* _Entries shown_
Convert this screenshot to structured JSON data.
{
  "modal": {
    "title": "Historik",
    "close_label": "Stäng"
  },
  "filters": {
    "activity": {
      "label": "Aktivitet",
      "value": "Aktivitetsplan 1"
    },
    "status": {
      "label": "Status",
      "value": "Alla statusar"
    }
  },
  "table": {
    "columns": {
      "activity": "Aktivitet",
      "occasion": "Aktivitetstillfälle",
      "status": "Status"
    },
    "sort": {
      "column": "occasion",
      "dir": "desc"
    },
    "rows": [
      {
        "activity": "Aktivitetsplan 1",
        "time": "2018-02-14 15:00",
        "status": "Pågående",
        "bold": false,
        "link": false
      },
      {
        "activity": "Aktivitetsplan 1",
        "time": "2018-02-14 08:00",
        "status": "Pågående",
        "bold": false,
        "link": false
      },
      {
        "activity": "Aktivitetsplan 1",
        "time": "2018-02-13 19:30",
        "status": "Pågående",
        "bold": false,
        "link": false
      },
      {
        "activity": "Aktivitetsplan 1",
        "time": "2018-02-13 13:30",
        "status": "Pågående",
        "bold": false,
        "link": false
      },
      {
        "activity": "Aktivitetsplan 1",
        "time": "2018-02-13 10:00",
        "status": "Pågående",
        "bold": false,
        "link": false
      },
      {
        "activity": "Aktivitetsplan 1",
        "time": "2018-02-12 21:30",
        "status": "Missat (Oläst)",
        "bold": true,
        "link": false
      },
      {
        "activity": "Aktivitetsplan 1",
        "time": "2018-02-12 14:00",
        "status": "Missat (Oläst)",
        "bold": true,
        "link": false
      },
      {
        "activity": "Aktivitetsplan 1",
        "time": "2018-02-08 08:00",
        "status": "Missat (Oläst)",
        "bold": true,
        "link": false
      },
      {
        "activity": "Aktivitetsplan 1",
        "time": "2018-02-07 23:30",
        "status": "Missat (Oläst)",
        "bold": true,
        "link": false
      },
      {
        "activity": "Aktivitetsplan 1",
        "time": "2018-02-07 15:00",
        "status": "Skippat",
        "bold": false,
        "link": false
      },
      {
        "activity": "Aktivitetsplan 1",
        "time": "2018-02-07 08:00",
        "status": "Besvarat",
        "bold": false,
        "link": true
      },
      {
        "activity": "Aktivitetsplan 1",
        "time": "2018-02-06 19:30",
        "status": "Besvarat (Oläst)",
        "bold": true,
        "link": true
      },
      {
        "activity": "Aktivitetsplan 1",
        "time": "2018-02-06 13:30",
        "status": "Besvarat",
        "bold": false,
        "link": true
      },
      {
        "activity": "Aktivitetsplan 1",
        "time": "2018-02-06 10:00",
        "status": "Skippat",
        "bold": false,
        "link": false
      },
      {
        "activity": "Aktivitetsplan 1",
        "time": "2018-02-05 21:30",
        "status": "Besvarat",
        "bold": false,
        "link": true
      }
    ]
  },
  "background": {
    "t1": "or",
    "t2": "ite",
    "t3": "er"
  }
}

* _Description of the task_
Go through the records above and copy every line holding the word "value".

* _Solution to the problem_
      "value": "Aktivitetsplan 1"
      "value": "Alla statusar"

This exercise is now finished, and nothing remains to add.